Feeling good about the SOS button? That goes to a control center that still isn't part of the GMDSS. There is no latency specification for that message. It rides on the tertiary control circuit and is last in line through the satellite constellation. To my knowledge the connection from Iridium (for the InReach) and Globalstar (for the SPOT) to USCG is still by phone into the MCC where someone has to type it into the system (did they get all the numbers right? more time repeating three times) before it launches. They still have to validate the call which means more phone calls to get the data and then follow up.
it's affirmative confirmation of distress
It isn't. It is a single distress call which SAR will attempt to confirm. The process is that SAR starts to move on receipt. The reality is in-system (GMDSS) is more credible (it shows up on the computer screen) than some voice on the phone.
its batteries are likely to far outlast the VHF, which you indirectly acknowledged.
Until you start sending tons of text messages because you can. Do you have the discipline to leave it alone?
VHF needs to be in range of someone to hear it.
That's what it's for - short range comms. Fixed wing SAR, helicopter SAR, commercial, USCG, military ships that heave over the horizon looking for you.
Triggering an EPIRB does not immediately launch rescue assets. As I understand it, they first use the database contact info to attempt to determine the validity of the alarm. I've even heard ch16 broadcasts, asking vessels in the area, if they can sight the distress.
It takes time to get on-duty people from the ready room to aircraft and the planes in the air. It takes time to work out refueling plans. It takes time to identify any AMVER assets in the area. Validation happens in parallel. Will they possibly hold up some expensive assets waiting for confirmation? Maybe. A text message from a satellite messenger is no more and possibly less credible than an EPIRB.
The DeLorme has an SOS button and you can describe the problem. They have 24/7 resources waiting to coordinate.
That is a big benefit for hikers and such that don't have a global distress system like GMDSS. It is second tier for cruisers.
The device will advise SAR as to whether they should respond with a 90 min cutter or 10 min helo, if not help them make a decision to send anyone right away at all.
If you are that close you are in range of VHF on Rescue 21.
Personally, I have an EPIRB, DeLorme, cell phone, SSB w/distress and multiple VHF w/distress, including a dedicated one in the ditch bag. I wasn't advising to only have a DeLorme.

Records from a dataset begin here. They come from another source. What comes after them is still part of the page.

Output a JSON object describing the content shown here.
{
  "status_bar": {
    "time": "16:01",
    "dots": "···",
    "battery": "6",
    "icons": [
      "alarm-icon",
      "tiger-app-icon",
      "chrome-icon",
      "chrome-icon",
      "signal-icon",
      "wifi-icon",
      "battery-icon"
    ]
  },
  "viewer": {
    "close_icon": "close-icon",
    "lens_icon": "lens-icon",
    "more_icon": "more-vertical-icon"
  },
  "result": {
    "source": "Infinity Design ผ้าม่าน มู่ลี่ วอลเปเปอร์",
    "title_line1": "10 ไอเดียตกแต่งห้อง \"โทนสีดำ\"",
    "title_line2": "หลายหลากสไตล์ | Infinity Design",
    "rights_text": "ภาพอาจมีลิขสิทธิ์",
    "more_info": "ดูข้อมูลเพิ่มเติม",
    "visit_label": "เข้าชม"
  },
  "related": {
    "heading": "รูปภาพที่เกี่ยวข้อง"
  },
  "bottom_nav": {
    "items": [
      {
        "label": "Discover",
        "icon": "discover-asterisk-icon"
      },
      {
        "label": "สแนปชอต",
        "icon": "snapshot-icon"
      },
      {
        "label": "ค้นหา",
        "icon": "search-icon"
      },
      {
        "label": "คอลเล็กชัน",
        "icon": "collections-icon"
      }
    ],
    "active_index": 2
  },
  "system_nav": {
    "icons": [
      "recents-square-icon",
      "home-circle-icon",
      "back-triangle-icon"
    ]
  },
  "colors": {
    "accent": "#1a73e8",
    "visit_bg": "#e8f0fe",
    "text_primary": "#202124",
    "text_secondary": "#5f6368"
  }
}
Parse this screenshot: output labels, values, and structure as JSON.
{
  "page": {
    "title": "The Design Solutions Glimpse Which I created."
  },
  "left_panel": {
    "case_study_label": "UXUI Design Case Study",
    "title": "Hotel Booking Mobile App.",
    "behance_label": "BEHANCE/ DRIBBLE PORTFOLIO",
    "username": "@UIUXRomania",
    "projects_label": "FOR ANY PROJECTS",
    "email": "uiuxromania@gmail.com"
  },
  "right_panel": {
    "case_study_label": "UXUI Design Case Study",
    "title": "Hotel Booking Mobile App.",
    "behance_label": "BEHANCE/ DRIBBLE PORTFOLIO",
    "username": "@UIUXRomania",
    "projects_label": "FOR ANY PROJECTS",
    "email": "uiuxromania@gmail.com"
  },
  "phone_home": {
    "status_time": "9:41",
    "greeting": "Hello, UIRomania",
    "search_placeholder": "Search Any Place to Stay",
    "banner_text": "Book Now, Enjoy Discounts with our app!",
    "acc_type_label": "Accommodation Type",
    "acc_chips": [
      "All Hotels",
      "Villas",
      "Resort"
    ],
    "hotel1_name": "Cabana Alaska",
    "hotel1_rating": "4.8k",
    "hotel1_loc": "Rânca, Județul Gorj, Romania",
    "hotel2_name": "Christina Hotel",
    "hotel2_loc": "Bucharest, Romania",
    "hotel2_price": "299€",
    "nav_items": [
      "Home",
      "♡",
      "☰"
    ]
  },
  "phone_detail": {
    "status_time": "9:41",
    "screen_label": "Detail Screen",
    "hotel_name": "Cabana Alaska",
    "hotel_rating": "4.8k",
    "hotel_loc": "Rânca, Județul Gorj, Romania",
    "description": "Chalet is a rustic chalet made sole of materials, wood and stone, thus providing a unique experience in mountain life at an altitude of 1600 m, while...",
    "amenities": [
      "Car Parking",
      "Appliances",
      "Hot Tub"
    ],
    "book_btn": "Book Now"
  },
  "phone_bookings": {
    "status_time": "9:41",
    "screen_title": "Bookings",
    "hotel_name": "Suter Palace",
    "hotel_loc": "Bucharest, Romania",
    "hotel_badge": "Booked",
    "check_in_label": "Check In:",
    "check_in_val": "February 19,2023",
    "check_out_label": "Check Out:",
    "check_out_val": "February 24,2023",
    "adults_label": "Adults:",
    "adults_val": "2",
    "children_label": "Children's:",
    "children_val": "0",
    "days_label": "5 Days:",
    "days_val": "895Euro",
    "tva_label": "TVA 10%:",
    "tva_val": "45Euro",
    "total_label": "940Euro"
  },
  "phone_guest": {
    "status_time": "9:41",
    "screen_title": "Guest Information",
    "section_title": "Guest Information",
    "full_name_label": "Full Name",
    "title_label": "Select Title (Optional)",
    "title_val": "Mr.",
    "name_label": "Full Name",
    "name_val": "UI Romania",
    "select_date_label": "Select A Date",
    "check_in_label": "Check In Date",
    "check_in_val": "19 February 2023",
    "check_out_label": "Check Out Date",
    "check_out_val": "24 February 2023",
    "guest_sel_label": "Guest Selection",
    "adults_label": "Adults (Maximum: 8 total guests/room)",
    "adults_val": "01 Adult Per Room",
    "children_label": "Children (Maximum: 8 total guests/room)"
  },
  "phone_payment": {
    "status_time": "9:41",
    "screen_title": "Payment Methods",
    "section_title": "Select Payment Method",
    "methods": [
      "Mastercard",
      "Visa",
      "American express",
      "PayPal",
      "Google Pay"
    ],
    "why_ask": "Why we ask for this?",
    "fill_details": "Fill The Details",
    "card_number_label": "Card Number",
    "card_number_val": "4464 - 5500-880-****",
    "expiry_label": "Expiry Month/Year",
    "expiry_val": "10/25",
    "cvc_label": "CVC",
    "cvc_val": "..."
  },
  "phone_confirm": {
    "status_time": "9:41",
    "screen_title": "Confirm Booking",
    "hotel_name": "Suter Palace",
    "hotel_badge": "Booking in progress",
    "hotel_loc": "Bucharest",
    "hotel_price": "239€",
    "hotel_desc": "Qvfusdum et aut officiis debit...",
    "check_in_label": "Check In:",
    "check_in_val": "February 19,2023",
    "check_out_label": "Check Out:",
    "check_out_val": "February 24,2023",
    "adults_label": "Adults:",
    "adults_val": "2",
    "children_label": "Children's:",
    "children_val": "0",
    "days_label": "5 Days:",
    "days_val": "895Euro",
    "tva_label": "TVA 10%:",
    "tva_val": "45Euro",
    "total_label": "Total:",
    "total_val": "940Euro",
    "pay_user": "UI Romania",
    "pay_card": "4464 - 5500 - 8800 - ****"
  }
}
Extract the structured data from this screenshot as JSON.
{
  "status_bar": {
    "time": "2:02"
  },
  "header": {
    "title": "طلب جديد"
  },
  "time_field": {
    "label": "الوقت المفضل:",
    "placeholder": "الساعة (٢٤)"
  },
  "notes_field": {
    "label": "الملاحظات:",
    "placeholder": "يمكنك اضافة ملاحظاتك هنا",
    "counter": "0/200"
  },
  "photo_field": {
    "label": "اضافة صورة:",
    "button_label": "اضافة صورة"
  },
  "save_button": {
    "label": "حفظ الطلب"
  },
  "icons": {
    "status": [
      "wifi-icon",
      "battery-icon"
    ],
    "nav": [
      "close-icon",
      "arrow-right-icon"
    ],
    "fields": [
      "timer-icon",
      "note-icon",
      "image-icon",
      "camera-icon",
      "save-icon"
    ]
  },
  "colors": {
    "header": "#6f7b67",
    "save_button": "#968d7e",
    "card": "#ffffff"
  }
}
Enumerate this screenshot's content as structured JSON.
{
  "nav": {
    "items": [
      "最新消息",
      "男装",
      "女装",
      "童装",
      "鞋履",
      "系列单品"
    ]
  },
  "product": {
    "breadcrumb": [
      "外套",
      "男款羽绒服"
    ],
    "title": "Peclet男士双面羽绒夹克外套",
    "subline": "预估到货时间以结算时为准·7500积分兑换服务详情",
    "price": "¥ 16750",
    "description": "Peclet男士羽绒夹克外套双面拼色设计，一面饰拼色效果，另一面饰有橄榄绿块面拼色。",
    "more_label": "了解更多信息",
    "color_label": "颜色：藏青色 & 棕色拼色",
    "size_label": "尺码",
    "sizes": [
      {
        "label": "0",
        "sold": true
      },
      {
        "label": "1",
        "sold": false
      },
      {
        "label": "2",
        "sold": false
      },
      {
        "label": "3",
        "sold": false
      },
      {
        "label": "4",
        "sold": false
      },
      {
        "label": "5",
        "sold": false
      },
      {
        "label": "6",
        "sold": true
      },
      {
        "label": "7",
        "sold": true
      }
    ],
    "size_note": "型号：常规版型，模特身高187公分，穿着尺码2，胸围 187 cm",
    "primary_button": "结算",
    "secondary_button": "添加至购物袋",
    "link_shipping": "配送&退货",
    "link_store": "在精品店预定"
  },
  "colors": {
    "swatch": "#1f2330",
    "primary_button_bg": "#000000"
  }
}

I stand by my list of priorities. #1 EPRIB (or PLB if you don't venture far offshore). #2 Handheld VHF. #3 Extra power for VHF (replaceable batteries and/or solar panel). #4 morale support with sat phone or satellite messenger.